- Exercise prompt -
Locate every line in the records below that contains the word "name", and copy each one.

'''

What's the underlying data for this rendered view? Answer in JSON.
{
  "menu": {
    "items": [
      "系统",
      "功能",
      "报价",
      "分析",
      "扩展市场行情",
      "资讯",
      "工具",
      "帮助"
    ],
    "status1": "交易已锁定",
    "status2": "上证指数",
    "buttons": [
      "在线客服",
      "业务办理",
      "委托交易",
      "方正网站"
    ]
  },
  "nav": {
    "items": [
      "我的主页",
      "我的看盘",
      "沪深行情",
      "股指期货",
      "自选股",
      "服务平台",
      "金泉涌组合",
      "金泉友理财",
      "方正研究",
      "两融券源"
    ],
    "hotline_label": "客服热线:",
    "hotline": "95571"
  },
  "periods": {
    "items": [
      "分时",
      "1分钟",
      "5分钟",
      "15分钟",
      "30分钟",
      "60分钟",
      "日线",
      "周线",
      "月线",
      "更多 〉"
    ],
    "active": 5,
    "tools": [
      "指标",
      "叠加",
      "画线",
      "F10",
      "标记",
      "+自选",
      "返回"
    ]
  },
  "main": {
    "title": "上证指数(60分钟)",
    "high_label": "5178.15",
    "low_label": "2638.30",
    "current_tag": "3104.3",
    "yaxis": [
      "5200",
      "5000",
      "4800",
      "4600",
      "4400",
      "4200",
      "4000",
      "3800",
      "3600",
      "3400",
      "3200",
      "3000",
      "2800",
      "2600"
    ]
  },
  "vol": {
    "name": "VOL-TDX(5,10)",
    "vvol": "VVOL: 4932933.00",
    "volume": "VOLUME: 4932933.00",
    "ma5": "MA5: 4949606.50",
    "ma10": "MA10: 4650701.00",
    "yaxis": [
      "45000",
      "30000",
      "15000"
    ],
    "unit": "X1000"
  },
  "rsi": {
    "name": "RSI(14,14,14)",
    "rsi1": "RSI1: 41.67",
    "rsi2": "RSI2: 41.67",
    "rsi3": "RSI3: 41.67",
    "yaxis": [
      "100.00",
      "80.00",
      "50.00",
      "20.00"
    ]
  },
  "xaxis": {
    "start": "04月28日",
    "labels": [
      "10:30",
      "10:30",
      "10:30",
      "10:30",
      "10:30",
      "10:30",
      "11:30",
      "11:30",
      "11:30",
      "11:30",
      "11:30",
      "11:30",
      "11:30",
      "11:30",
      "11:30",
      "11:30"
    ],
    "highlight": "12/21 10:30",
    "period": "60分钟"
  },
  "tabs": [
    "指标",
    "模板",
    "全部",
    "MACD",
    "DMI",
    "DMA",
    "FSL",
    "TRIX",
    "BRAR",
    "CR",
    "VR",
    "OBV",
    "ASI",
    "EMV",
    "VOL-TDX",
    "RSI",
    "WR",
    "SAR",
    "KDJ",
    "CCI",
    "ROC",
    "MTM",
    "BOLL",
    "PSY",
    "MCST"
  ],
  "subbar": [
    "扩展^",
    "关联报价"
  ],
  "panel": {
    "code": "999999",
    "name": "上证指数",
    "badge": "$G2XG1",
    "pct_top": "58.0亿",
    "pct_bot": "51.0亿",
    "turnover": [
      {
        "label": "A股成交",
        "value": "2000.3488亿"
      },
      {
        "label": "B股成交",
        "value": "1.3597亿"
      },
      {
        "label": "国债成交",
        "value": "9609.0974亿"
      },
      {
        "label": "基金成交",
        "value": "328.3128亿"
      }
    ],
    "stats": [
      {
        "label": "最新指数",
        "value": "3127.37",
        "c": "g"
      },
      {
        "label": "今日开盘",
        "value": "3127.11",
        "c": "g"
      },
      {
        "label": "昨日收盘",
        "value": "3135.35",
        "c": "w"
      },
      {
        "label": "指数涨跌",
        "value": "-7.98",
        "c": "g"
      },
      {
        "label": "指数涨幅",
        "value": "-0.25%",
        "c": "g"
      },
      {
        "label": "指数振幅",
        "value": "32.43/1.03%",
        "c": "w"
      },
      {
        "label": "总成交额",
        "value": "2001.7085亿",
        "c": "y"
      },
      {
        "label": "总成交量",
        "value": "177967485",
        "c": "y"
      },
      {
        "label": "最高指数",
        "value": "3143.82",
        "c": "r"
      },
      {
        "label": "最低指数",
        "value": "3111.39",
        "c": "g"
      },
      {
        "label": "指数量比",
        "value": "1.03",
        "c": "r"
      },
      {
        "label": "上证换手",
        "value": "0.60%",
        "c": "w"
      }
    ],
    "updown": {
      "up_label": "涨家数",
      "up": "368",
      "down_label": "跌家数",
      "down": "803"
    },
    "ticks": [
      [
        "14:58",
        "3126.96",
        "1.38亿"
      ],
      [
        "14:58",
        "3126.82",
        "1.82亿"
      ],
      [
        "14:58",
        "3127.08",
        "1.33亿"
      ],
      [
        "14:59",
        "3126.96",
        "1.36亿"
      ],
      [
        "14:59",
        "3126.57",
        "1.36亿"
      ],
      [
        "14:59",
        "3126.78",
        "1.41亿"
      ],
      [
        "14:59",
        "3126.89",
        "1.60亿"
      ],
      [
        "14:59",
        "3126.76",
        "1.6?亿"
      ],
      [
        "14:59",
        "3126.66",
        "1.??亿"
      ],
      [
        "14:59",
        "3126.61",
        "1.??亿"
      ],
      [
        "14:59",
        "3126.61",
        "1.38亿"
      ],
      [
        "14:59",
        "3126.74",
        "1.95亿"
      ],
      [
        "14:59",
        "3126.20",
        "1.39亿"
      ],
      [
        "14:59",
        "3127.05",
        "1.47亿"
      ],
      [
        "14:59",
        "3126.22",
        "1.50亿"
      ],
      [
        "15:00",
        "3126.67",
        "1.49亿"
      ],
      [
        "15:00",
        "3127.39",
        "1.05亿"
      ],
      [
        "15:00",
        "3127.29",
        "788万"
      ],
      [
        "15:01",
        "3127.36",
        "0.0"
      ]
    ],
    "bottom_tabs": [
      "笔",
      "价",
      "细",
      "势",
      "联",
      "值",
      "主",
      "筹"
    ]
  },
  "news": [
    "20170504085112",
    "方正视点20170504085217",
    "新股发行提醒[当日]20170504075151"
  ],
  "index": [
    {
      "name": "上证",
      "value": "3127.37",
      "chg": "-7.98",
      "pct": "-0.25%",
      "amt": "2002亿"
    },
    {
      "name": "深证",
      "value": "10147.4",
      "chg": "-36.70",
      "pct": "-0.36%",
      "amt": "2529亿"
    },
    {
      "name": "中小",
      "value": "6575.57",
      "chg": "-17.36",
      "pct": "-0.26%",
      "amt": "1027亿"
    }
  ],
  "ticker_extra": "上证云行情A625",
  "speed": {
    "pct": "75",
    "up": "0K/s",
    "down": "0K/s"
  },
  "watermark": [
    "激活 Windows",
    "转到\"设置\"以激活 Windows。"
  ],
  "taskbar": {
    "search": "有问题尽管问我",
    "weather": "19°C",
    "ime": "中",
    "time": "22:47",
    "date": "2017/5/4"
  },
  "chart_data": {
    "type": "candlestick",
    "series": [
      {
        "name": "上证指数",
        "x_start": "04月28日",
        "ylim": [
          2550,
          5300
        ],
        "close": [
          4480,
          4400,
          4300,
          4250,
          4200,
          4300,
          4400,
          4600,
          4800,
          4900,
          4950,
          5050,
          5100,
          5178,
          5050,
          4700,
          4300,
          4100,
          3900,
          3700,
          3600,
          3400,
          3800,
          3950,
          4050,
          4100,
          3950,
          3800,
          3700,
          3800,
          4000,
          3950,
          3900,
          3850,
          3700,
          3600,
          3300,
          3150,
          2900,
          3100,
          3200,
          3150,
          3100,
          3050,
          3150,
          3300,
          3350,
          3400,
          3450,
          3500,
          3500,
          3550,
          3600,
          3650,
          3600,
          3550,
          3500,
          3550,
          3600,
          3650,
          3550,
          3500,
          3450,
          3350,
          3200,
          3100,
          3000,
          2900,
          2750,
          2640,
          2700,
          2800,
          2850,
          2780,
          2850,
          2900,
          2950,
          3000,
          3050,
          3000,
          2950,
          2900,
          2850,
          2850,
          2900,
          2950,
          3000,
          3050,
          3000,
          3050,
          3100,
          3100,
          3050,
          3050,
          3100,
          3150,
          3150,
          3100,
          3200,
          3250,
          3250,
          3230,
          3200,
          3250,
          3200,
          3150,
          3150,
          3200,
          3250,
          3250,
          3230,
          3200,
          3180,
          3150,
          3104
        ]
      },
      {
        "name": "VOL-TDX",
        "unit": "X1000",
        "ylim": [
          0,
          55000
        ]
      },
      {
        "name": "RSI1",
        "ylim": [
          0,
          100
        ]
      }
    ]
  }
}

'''

- Response to the exercise -
    "name": "VOL-TDX(5,10)",
    "name": "RSI(14,14,14)",
    "name": "上证指数",
      "name": "上证",
      "name": "深证",
      "name": "中小",
        "name": "上证指数",
        "name": "VOL-TDX",
        "name": "RSI1",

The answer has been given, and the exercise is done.